By History and Social Studies Co-Chair Anthony Shaker
Seventh graders recently explored the important question of “Who Am I (now)?” from four different angles. For the last four years, the Science and History Departments have joined forces for an interdisciplinary unit focused on Identity, investigating the various characteristics that help to make us who we are. Each week during the unit, students homed in on one particular social identifier (Age, Ability, Gender, Sexual Orientation, Ethnicity and Race). In Angela Miklavcic’s science class, students investigated the ways genes and biology do (and, in some cases, don’t) connect to the identifiers, while my history class examined the role of past events and social factors in shaping our identities.
This year, the unit expanded to include two other subjects: English and art. In Kate Tabor’s English class, students read the poetic memoir Brown Girl Dreaming by Jacqueline Woodson before crafting their own autobiographical collection of poetry.
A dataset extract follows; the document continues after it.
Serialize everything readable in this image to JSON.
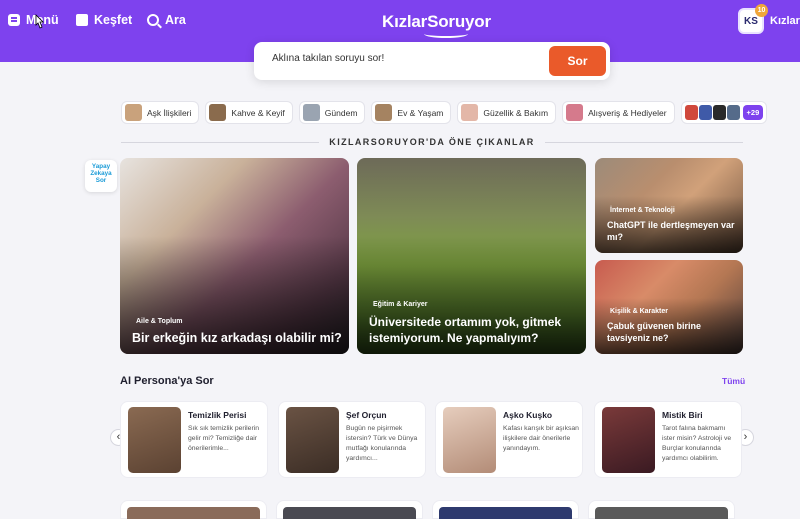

And in Caroline Gardner’s art class, students helped construct an “Identity Tapestry” that allowed them to use colorful thread to visually share parts of who they are.
The unit concluded with students spending a week in the TIDES Garage. They picked one topic connected to human identity, researched the science and history related to that topic and created a “product” to showcase their learning. Podcasts, documentaries, interactive maps, quilts and websites are just a small sampling of the types of work the 7th graders created. These students demonstrated the power that comes from asking the question “Who Am I?”, a simple question with so much complexity, richness and nuance. And it’s a question we hope they never stop seeking to unravel.